(Exercise description)
How many lines of the data contain the string "대서마늘"? Write the number and nothing more.

(Supplied data)

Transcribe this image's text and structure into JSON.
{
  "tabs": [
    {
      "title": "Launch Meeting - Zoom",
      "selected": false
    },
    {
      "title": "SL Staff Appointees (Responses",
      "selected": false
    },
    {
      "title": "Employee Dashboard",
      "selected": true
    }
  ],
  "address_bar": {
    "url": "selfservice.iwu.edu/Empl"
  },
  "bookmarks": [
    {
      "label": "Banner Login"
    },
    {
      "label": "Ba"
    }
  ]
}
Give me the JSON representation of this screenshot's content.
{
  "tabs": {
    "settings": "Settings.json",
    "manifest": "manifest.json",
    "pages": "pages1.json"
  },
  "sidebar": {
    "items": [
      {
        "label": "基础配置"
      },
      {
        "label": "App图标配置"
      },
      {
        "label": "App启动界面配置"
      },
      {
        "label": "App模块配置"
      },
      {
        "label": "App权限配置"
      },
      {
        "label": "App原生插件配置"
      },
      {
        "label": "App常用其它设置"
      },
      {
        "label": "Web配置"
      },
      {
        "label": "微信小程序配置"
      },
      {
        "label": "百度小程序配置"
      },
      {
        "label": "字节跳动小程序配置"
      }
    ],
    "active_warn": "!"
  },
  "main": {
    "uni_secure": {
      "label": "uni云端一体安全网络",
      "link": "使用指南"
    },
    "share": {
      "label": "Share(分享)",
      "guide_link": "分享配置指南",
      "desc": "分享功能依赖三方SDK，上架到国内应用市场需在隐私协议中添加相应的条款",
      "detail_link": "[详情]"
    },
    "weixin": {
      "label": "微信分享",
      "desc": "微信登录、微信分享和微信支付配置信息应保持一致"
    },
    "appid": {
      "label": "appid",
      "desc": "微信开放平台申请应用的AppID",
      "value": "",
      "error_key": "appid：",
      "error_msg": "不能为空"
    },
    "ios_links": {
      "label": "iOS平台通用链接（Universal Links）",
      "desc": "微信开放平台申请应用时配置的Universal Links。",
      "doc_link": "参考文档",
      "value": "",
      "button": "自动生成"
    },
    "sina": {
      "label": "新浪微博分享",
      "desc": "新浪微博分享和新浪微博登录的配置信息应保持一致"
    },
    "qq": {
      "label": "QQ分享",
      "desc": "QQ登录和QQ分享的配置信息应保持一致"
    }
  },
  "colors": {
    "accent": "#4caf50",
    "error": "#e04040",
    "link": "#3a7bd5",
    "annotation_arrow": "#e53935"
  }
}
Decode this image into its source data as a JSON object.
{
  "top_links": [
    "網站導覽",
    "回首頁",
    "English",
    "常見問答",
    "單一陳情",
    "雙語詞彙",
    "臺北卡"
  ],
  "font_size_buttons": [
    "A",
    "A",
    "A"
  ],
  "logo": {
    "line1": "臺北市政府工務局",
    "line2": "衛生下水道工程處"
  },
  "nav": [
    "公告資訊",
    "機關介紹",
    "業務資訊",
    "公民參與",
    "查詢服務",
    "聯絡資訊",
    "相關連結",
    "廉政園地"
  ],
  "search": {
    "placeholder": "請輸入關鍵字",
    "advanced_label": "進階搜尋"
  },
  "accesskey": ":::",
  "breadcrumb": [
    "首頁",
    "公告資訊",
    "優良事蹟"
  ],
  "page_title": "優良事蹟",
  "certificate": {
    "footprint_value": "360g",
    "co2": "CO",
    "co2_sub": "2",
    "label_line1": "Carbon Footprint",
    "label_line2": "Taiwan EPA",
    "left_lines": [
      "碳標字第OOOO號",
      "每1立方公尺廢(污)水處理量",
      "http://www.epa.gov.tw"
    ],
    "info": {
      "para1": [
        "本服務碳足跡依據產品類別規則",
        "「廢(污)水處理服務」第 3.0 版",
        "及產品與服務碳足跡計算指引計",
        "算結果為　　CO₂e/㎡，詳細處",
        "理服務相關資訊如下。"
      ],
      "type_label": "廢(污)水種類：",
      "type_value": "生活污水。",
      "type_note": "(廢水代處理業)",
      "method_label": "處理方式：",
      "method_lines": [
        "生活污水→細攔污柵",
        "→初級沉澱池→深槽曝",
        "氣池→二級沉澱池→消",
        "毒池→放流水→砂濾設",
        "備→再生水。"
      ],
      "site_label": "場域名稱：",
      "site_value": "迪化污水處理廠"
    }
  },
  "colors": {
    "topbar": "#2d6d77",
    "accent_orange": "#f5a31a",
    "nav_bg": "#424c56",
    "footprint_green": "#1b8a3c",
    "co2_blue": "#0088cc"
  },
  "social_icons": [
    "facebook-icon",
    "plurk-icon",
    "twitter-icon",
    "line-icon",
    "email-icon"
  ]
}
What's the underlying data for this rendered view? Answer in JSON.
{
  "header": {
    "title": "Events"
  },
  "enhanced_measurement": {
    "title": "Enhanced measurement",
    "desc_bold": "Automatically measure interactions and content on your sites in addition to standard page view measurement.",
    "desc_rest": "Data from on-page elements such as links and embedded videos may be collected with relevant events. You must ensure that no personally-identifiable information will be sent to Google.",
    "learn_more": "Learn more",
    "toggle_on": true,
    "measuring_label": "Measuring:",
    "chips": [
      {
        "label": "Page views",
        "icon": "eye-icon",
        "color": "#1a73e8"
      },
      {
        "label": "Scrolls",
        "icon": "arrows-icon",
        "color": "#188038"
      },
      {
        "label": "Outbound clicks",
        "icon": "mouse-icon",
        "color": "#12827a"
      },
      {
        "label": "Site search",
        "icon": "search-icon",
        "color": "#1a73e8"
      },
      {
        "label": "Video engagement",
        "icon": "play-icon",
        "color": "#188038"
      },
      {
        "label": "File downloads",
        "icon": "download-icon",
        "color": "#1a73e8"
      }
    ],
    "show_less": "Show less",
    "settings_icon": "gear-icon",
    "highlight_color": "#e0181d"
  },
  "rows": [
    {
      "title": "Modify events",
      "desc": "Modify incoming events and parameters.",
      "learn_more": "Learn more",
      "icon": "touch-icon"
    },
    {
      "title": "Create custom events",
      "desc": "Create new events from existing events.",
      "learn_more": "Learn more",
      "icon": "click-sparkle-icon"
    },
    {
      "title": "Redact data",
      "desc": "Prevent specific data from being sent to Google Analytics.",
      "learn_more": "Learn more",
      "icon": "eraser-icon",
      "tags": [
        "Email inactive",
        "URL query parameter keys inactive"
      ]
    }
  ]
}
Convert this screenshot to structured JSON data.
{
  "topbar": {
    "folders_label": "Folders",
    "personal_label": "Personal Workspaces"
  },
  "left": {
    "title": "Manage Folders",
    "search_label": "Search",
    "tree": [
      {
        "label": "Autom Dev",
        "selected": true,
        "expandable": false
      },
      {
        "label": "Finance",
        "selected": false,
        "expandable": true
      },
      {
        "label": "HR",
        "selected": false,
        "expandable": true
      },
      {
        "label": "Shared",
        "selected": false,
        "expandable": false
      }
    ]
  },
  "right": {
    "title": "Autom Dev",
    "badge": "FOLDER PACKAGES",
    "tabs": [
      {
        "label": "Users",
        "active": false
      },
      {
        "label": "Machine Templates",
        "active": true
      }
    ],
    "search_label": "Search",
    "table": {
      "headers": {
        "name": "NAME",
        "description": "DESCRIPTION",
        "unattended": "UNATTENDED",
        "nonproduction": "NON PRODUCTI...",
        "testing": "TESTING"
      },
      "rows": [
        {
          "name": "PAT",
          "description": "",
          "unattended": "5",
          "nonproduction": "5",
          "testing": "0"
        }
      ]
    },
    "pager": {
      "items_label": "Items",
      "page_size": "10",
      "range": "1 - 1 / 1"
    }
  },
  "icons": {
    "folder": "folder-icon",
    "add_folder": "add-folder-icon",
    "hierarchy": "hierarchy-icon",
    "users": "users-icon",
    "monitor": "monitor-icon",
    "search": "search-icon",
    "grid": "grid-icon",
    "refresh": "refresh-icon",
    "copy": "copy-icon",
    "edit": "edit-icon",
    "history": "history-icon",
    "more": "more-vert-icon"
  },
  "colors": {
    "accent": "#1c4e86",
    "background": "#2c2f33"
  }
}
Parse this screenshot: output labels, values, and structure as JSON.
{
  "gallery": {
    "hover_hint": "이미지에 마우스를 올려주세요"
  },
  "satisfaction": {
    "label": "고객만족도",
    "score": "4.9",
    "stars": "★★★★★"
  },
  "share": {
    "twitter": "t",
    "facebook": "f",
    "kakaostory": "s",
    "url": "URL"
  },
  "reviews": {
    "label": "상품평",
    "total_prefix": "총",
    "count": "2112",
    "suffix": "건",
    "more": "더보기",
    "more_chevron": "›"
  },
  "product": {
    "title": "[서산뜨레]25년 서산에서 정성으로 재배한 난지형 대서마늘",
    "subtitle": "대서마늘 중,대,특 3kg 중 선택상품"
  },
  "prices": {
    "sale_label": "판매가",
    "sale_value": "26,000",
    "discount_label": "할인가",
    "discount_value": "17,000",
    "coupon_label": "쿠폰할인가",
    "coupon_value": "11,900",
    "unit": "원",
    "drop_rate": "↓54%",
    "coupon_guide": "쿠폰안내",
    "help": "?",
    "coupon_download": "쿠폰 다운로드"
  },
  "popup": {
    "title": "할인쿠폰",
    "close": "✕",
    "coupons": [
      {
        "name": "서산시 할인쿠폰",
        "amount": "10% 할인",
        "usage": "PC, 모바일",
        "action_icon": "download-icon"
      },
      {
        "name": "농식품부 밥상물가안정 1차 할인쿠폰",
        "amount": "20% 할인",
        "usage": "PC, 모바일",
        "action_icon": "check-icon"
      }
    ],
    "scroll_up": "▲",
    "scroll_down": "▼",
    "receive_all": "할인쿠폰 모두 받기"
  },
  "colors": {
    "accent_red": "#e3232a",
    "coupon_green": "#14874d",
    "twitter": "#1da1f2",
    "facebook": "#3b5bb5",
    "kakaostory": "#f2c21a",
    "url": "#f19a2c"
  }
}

(Response to this exercise)
2